- What the task asks -
If a line in the listing includes the word "future", copy it out.

- Data records -

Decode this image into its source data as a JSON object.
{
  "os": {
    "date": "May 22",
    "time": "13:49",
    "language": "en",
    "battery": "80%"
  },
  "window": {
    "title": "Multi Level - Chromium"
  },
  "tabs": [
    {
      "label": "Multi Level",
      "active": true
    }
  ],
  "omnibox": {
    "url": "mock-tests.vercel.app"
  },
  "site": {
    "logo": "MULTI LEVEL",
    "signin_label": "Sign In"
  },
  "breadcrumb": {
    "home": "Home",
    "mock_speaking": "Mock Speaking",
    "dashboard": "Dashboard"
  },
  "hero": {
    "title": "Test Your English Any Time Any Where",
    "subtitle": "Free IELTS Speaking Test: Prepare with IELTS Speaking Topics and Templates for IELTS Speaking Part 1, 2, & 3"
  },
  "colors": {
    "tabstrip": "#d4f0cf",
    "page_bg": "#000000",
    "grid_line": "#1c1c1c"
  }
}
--
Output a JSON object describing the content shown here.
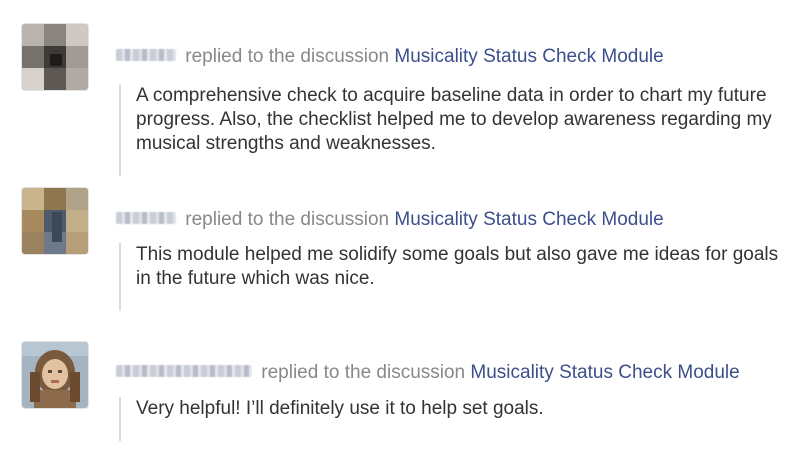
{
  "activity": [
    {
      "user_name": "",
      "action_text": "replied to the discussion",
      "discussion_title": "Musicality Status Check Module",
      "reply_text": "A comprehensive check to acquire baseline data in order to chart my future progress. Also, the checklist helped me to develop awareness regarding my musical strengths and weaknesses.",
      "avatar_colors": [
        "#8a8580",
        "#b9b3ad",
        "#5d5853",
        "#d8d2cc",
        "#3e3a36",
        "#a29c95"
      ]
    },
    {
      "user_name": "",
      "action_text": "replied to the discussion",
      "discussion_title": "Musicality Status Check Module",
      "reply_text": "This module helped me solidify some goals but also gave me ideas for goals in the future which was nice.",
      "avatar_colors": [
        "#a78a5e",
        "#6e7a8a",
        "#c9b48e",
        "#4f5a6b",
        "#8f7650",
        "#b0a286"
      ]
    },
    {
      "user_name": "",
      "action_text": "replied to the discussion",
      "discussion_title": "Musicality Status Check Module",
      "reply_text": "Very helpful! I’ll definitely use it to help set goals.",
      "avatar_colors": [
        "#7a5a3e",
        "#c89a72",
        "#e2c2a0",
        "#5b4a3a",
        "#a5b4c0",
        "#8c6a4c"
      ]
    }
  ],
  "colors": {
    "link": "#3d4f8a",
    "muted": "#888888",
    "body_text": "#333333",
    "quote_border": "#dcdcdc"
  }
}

- Problem solution -
      "reply_text": "A comprehensive check to acquire baseline data in order to chart my future progress. Also, the checklist helped me to develop awareness regarding my musical strengths and weaknesses.",
      "reply_text": "This module helped me solidify some goals but also gave me ideas for goals in the future which was nice.",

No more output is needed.